Rafikul Islam, Managing Director of Western Marine Shipyard Ltd, said that current situation and the future prospects of the shipbuilding industry is boosting day bay day.
Vessels called multi-purpose cargo ships were ordered by German and Danish buyers. From 2008, upon exporting these ships to Europe, Bangladesh came to be recognized as a shipbuilding nation, he said
Our expertise in domestic shipbuilding was an advantage for us while positioning us in the international market. We already had technical knowledge on how to build in-land and coastal vessels for commodity transports in the domestic market, he added.

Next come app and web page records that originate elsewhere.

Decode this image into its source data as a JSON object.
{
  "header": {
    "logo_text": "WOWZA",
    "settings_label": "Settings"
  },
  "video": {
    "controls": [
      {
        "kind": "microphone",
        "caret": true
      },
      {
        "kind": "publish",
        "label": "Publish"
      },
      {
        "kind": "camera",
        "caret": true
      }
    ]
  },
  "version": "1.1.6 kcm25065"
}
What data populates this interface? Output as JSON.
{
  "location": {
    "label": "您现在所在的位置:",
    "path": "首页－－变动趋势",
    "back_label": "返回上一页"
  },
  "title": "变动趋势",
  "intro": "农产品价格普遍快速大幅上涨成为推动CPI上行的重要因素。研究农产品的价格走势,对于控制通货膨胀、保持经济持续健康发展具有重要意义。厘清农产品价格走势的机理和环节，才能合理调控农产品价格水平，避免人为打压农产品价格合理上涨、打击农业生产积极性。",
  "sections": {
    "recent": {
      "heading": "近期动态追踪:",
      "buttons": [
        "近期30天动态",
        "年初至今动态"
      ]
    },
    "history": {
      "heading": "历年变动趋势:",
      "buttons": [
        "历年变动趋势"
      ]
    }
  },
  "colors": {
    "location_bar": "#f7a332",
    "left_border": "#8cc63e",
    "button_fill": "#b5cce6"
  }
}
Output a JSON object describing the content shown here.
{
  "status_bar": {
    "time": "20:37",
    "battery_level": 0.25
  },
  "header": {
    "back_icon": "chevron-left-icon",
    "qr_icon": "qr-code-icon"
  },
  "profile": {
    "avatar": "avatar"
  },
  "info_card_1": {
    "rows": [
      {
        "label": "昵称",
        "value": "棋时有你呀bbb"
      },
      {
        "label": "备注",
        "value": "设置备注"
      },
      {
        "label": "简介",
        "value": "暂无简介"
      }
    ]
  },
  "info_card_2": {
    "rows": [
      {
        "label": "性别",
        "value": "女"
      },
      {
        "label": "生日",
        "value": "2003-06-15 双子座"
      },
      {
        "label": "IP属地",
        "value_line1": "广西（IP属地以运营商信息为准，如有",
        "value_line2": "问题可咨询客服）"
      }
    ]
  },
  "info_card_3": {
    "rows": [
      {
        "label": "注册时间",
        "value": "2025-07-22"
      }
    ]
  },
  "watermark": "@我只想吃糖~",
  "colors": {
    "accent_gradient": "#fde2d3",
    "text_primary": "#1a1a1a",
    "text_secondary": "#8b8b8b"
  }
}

Even the government of Bangladesh recognized us as a major industry for export diversification. This industry was declared as the “thrust sector” due to its potential in the export business, he mentioned.
The Bangladeshi shipyards concentrate on building medium sized cargo vessels within 12,000 DWT capacities, and various utility vessels. This means that instead of competing with major shipbuilding countries such as Japan, South Korea or Singapore, who concentrate on building big vessels above 50,000 DWT, Bangladesh focuses on a very specific segment of the market, according to him.
It is our pride that we (Western Marine) have recently won the award “Best Large Patrol Boat” by Work Boat World in 2017 for exporting the hi-tech offshore patrol vessel “Doria” to the Ministry of Fishers in Kenya, he added.
Our main advantage in building ships is the presence of Quality Management System (QMS) in Bangladeshi shipyards. A full-fledged shipbuilding facility without QMS cannot be competitive in the long run. We are proud to say that Western Marine is an ISO 9001: 2015 certified yard, which means we ensure the best quality in our workmanship, he added.
We have made our reputation from our Quality Management System (QMS). Our quality system allowed us to deliver the best products to our clients which are now sailing across the world. We have delivered ships which today sail in Pacific, Atlantic, Baltic sea, Gulf & the Indian Ocean, according to him.
Director General of Department of Shipping Commodore A Z M Jalal Uddin, PCGM, ndc, psc, said they have digitalised the whole process, including, registration, survey and selection of surveyor to run the department smoothly.